> [DATA RECORDS]:
--- --- ---

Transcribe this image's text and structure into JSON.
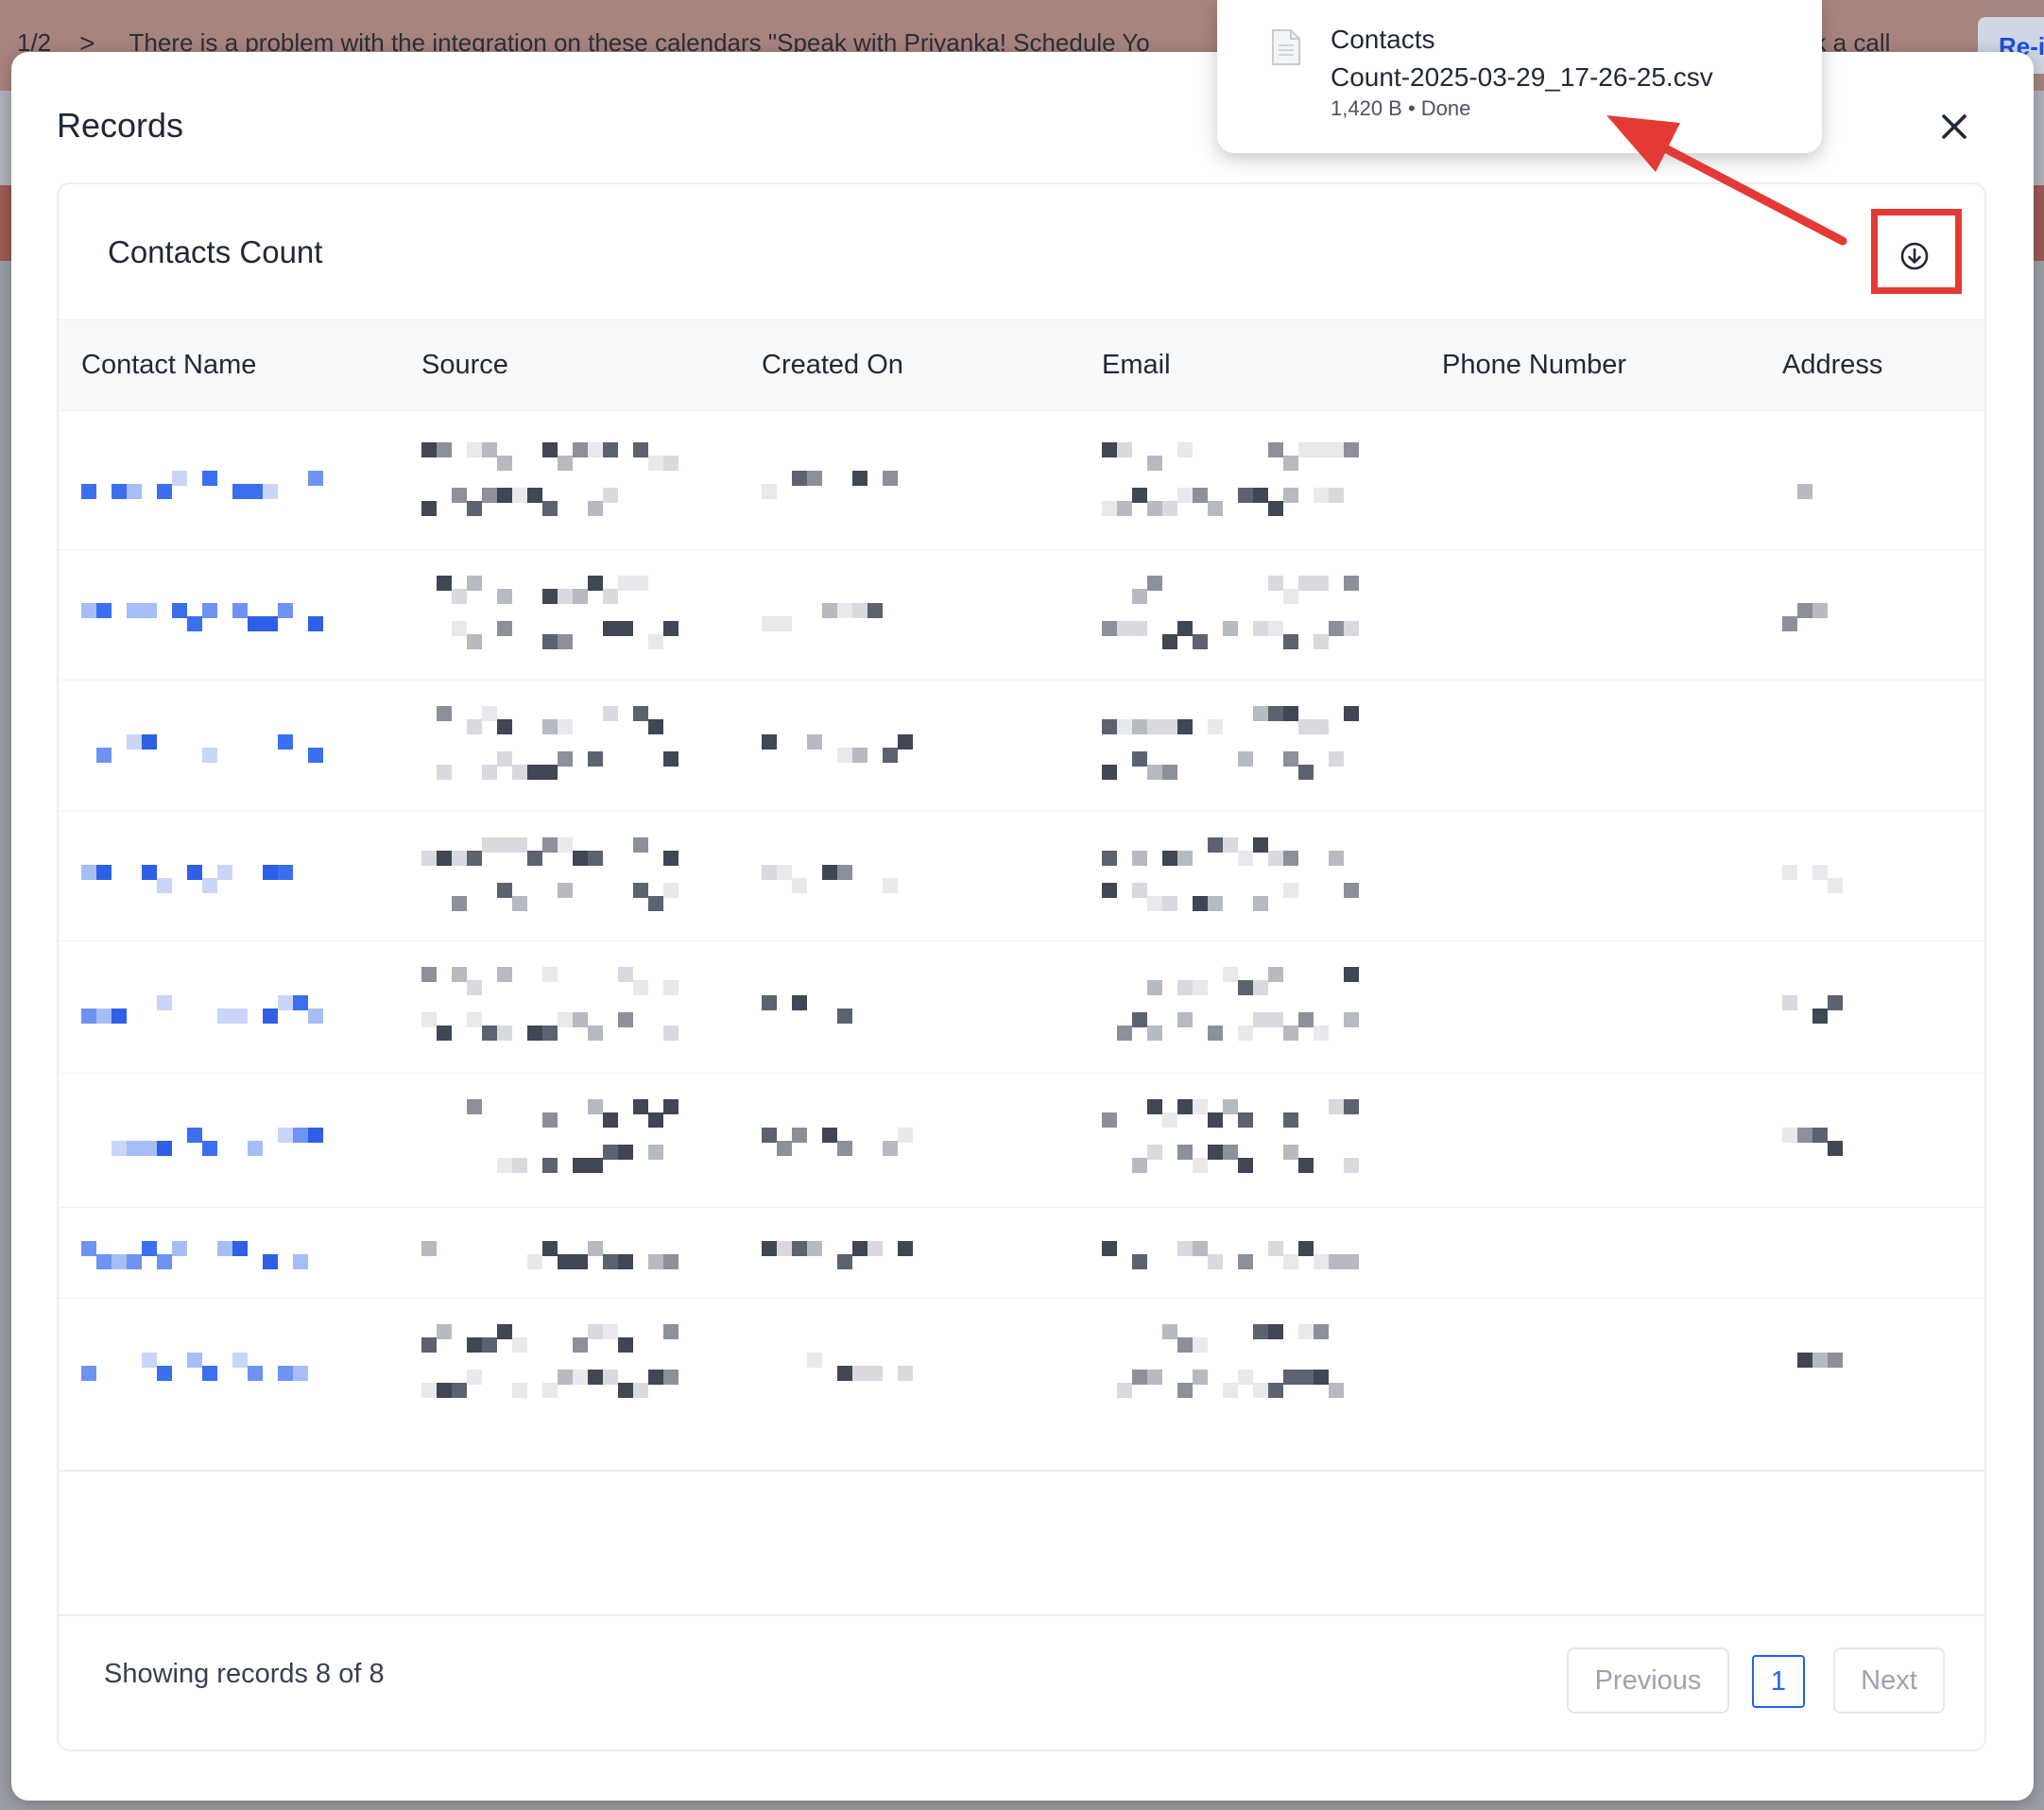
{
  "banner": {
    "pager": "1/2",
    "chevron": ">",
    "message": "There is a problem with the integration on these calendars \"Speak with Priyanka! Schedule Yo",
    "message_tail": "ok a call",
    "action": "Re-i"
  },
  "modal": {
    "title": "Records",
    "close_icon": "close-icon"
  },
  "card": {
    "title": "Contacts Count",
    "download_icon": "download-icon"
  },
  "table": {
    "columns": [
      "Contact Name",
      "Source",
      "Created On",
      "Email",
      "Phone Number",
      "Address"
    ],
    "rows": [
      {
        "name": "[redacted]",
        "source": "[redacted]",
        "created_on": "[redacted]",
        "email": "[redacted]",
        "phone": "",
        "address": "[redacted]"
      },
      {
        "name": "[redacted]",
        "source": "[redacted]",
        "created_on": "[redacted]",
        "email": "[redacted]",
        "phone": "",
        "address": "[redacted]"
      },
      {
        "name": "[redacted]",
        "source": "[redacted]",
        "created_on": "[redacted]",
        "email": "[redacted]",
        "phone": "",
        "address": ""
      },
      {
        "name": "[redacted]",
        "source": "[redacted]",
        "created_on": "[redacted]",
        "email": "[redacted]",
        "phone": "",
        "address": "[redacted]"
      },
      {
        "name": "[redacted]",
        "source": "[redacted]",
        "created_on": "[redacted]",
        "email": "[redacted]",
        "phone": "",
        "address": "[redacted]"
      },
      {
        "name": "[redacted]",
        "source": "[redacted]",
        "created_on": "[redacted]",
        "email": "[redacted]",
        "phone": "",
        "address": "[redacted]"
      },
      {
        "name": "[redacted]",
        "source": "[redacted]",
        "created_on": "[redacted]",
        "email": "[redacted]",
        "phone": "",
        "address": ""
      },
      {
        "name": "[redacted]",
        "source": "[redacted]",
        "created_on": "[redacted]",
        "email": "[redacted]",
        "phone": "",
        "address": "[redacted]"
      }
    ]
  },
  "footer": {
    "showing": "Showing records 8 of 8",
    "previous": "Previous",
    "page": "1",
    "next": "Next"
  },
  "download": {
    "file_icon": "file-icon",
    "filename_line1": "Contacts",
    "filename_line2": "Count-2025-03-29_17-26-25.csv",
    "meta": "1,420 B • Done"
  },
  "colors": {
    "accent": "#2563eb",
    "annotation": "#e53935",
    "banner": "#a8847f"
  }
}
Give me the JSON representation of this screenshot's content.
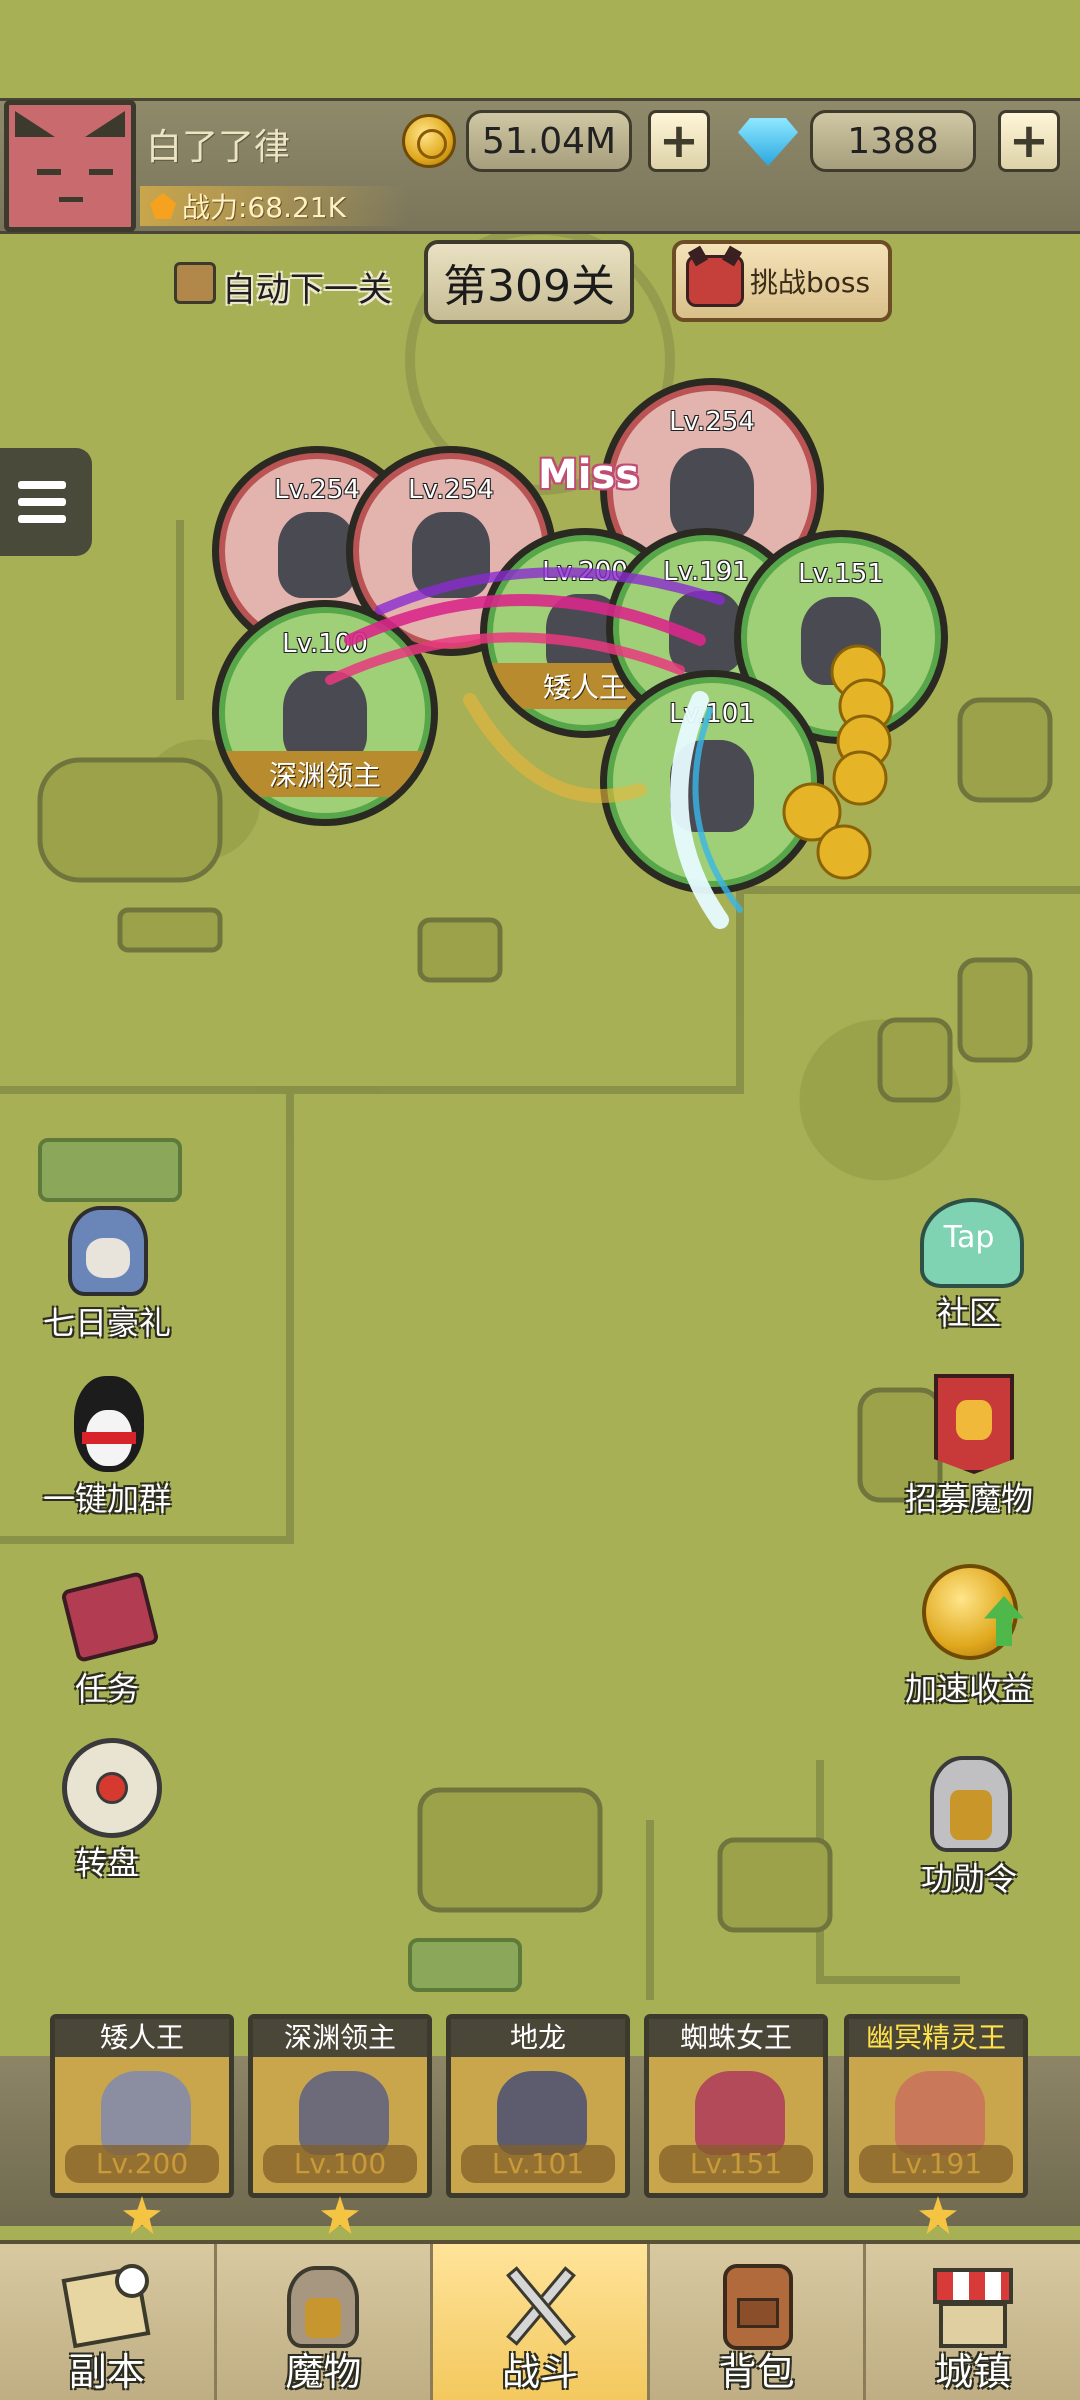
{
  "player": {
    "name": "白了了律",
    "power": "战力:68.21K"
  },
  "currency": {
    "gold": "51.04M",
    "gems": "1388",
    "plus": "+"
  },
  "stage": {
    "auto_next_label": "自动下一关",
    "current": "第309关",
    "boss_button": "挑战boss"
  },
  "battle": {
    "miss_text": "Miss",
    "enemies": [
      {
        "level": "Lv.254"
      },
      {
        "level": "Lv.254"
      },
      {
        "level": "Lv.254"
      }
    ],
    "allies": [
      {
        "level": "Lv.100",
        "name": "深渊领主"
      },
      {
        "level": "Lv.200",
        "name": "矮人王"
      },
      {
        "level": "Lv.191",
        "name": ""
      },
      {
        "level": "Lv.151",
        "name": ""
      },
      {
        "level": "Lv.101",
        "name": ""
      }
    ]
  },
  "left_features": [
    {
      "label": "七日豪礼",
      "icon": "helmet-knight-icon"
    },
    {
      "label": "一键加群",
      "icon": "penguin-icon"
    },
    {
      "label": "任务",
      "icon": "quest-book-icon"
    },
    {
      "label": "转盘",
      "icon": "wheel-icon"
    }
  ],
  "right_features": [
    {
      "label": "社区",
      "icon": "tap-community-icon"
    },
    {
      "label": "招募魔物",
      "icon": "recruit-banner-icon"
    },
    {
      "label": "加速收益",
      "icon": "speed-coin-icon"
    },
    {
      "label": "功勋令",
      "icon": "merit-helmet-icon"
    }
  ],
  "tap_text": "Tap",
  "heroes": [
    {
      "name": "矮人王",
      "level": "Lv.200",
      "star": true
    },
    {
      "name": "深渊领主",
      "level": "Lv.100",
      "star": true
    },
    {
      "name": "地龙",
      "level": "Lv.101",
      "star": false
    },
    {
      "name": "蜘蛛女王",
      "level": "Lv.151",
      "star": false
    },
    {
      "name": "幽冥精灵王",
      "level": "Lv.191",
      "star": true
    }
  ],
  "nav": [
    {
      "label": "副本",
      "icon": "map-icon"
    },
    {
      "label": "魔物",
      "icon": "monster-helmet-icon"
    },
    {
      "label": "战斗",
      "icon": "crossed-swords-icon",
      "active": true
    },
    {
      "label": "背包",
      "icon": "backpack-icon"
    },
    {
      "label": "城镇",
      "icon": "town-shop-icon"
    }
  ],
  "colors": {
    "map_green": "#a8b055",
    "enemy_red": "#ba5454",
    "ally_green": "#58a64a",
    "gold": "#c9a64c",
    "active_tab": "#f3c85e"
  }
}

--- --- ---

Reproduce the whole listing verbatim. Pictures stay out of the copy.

Transcribe this image's text and structure into JSON.
{
  "banner": {
    "pager": "1/2",
    "chevron": ">",
    "message": "There is a problem with the integration on these calendars \"Speak with Priyanka! Schedule Yo",
    "message_tail": "ok a call",
    "action": "Re-i"
  },
  "modal": {
    "title": "Records",
    "close_icon": "close-icon"
  },
  "card": {
    "title": "Contacts Count",
    "download_icon": "download-icon"
  },
  "table": {
    "columns": [
      "Contact Name",
      "Source",
      "Created On",
      "Email",
      "Phone Number",
      "Address"
    ],
    "rows": [
      {
        "name": "[redacted]",
        "source": "[redacted]",
        "created_on": "[redacted]",
        "email": "[redacted]",
        "phone": "",
        "address": "[redacted]"
      },
      {
        "name": "[redacted]",
        "source": "[redacted]",
        "created_on": "[redacted]",
        "email": "[redacted]",
        "phone": "",
        "address": "[redacted]"
      },
      {
        "name": "[redacted]",
        "source": "[redacted]",
        "created_on": "[redacted]",
        "email": "[redacted]",
        "phone": "",
        "address": ""
      },
      {
        "name": "[redacted]",
        "source": "[redacted]",
        "created_on": "[redacted]",
        "email": "[redacted]",
        "phone": "",
        "address": "[redacted]"
      },
      {
        "name": "[redacted]",
        "source": "[redacted]",
        "created_on": "[redacted]",
        "email": "[redacted]",
        "phone": "",
        "address": "[redacted]"
      },
      {
        "name": "[redacted]",
        "source": "[redacted]",
        "created_on": "[redacted]",
        "email": "[redacted]",
        "phone": "",
        "address": "[redacted]"
      },
      {
        "name": "[redacted]",
        "source": "[redacted]",
        "created_on": "[redacted]",
        "email": "[redacted]",
        "phone": "",
        "address": ""
      },
      {
        "name": "[redacted]",
        "source": "[redacted]",
        "created_on": "[redacted]",
        "email": "[redacted]",
        "phone": "",
        "address": "[redacted]"
      }
    ]
  },
  "footer": {
    "showing": "Showing records 8 of 8",
    "previous": "Previous",
    "page": "1",
    "next": "Next"
  },
  "download": {
    "file_icon": "file-icon",
    "filename_line1": "Contacts",
    "filename_line2": "Count-2025-03-29_17-26-25.csv",
    "meta": "1,420 B • Done"
  },
  "colors": {
    "accent": "#2563eb",
    "annotation": "#e53935",
    "banner": "#a8847f"
  }
}
Give me the JSON representation of this screenshot's content.
{
  "player": {
    "name": "白了了律",
    "power": "战力:68.21K"
  },
  "currency": {
    "gold": "51.04M",
    "gems": "1388",
    "plus": "+"
  },
  "stage": {
    "auto_next_label": "自动下一关",
    "current": "第309关",
    "boss_button": "挑战boss"
  },
  "battle": {
    "miss_text": "Miss",
    "enemies": [
      {
        "level": "Lv.254"
      },
      {
        "level": "Lv.254"
      },
      {
        "level": "Lv.254"
      }
    ],
    "allies": [
      {
        "level": "Lv.100",
        "name": "深渊领主"
      },
      {
        "level": "Lv.200",
        "name": "矮人王"
      },
      {
        "level": "Lv.191",
        "name": ""
      },
      {
        "level": "Lv.151",
        "name": ""
      },
      {
        "level": "Lv.101",
        "name": ""
      }
    ]
  },
  "left_features": [
    {
      "label": "七日豪礼",
      "icon": "helmet-knight-icon"
    },
    {
      "label": "一键加群",
      "icon": "penguin-icon"
    },
    {
      "label": "任务",
      "icon": "quest-book-icon"
    },
    {
      "label": "转盘",
      "icon": "wheel-icon"
    }
  ],
  "right_features": [
    {
      "label": "社区",
      "icon": "tap-community-icon"
    },
    {
      "label": "招募魔物",
      "icon": "recruit-banner-icon"
    },
    {
      "label": "加速收益",
      "icon": "speed-coin-icon"
    },
    {
      "label": "功勋令",
      "icon": "merit-helmet-icon"
    }
  ],
  "tap_text": "Tap",
  "heroes": [
    {
      "name": "矮人王",
      "level": "Lv.200",
      "star": true
    },
    {
      "name": "深渊领主",
      "level": "Lv.100",
      "star": true
    },
    {
      "name": "地龙",
      "level": "Lv.101",
      "star": false
    },
    {
      "name": "蜘蛛女王",
      "level": "Lv.151",
      "star": false
    },
    {
      "name": "幽冥精灵王",
      "level": "Lv.191",
      "star": true
    }
  ],
  "nav": [
    {
      "label": "副本",
      "icon": "map-icon"
    },
    {
      "label": "魔物",
      "icon": "monster-helmet-icon"
    },
    {
      "label": "战斗",
      "icon": "crossed-swords-icon",
      "active": true
    },
    {
      "label": "背包",
      "icon": "backpack-icon"
    },
    {
      "label": "城镇",
      "icon": "town-shop-icon"
    }
  ],
  "colors": {
    "map_green": "#a8b055",
    "enemy_red": "#ba5454",
    "ally_green": "#58a64a",
    "gold": "#c9a64c",
    "active_tab": "#f3c85e"
  }
}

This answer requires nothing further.